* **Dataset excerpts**

───

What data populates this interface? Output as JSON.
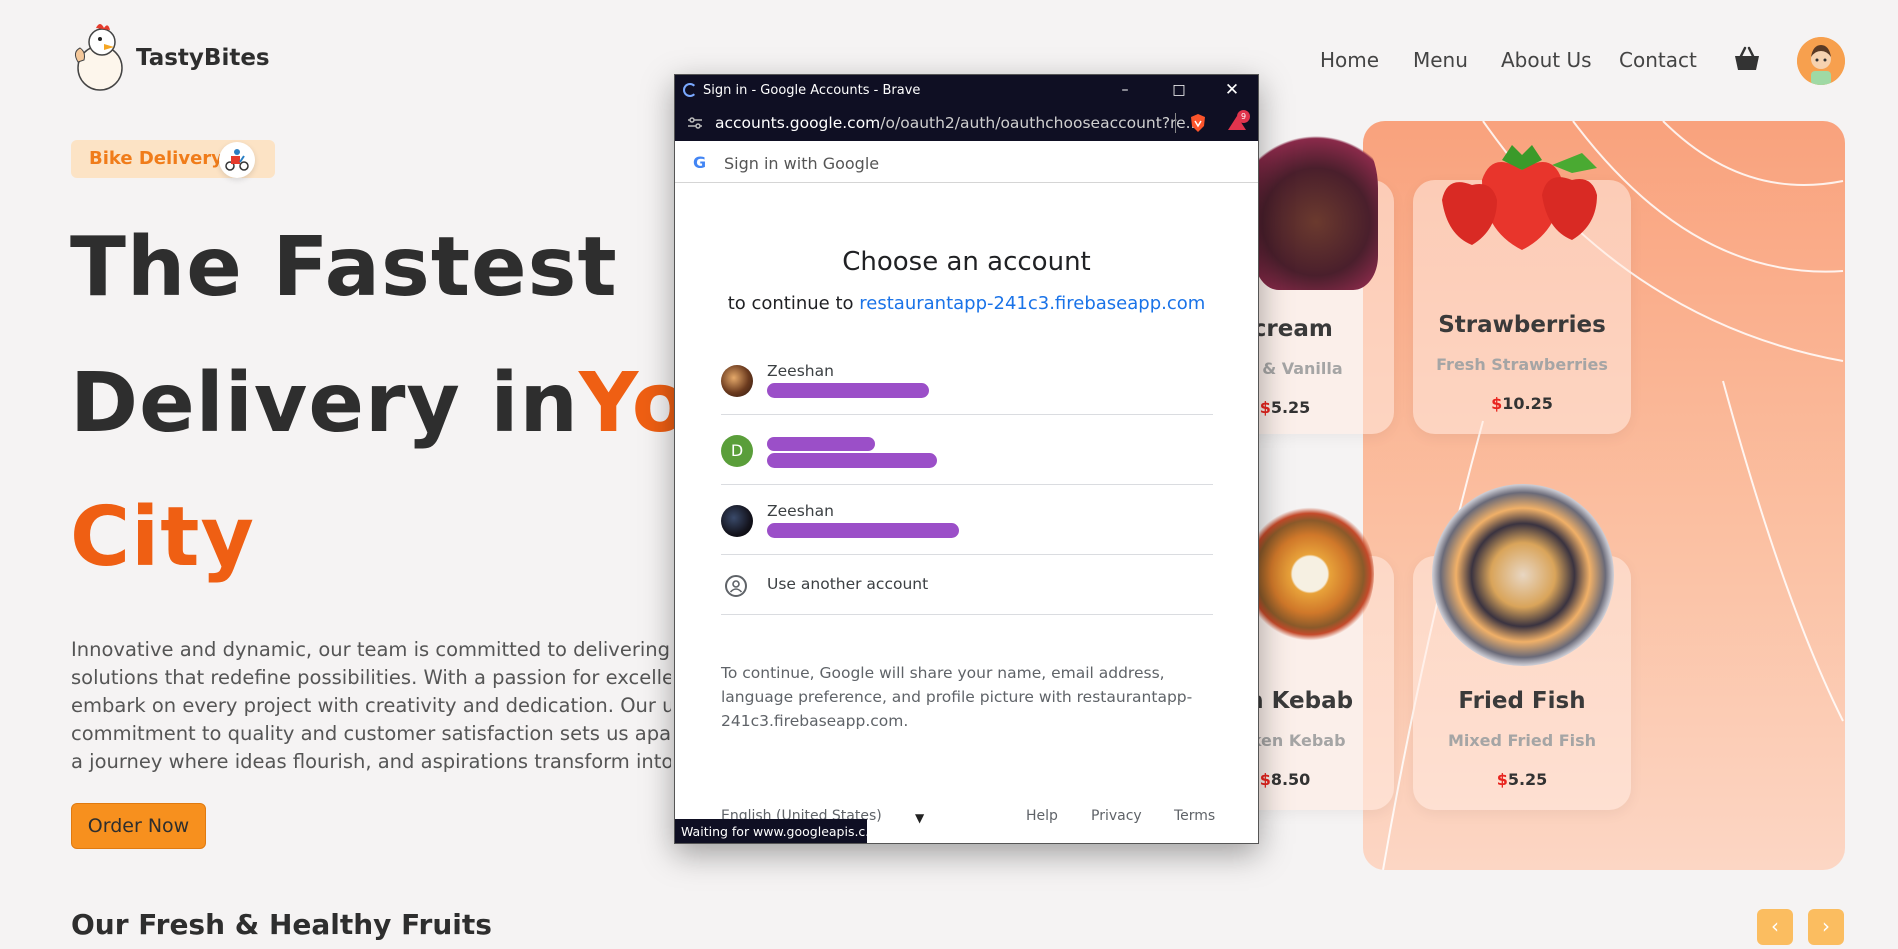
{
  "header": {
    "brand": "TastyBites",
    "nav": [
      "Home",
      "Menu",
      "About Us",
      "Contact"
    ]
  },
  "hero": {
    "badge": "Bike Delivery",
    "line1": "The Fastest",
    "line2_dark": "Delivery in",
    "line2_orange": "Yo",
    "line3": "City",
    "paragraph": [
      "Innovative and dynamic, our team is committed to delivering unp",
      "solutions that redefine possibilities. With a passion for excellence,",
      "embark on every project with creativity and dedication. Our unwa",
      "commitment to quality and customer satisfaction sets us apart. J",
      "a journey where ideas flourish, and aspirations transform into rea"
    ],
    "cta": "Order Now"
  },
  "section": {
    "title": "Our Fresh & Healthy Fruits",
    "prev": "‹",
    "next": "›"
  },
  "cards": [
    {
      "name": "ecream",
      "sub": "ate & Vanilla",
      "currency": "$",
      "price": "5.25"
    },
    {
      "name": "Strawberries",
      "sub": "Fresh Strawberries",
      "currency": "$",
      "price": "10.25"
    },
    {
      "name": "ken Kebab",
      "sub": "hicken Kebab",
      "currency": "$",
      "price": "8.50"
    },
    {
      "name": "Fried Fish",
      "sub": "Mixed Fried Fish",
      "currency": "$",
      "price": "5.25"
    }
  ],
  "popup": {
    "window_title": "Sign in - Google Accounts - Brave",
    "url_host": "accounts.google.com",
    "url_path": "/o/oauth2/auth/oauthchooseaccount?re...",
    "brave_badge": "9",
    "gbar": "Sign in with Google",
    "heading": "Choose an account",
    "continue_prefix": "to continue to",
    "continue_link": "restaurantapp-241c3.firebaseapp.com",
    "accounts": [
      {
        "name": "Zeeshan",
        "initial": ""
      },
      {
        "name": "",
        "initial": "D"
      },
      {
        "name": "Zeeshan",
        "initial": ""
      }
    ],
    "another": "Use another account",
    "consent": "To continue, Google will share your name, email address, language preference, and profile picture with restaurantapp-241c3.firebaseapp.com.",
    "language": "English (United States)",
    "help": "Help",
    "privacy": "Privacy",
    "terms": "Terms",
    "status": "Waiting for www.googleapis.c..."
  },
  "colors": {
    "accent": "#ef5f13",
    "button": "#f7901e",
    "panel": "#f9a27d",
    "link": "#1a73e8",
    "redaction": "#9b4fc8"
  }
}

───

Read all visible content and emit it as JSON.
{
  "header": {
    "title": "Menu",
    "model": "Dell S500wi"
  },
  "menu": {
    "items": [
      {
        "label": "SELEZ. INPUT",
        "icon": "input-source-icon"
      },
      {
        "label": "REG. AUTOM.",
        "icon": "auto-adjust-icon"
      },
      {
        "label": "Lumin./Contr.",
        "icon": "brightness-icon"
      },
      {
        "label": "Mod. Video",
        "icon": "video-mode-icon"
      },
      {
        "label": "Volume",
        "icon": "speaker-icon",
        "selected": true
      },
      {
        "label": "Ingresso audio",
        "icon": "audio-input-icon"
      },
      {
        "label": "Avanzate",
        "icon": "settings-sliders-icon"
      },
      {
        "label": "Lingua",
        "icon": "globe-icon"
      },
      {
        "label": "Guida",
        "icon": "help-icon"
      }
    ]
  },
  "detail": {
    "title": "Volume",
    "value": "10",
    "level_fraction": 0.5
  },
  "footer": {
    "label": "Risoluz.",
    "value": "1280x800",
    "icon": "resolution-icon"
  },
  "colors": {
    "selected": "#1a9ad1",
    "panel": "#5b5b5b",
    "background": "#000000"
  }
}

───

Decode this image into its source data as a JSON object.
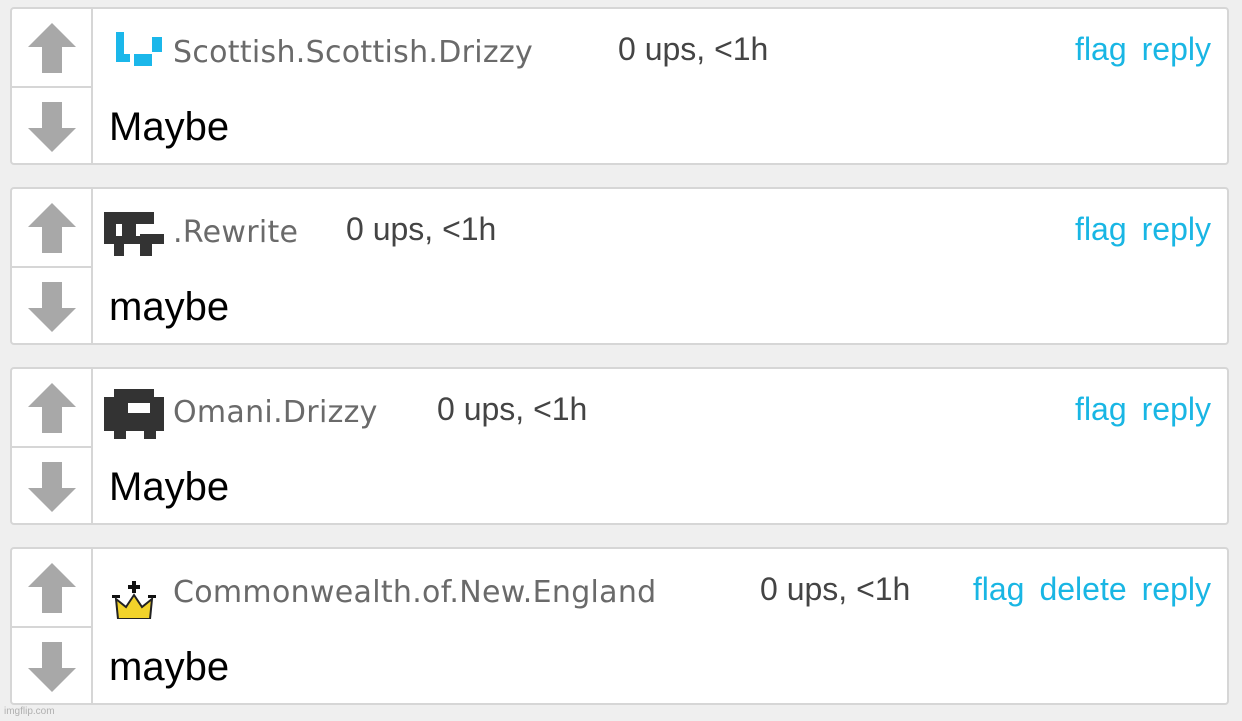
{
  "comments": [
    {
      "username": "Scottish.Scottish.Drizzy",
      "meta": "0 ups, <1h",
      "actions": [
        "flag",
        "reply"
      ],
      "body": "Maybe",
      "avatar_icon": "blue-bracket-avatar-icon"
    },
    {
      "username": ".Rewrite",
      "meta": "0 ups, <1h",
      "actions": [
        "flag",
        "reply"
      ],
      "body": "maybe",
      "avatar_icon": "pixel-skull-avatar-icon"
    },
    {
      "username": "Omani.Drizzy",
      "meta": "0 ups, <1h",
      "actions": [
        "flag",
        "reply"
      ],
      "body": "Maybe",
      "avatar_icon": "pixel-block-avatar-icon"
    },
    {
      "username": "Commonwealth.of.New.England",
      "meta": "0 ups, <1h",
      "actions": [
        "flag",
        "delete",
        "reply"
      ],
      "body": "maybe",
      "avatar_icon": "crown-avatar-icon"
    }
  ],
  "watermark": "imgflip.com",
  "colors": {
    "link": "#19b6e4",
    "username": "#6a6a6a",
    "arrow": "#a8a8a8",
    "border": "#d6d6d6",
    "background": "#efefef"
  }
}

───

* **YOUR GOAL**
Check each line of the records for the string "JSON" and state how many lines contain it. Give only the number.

* **ANSWER BOX**
3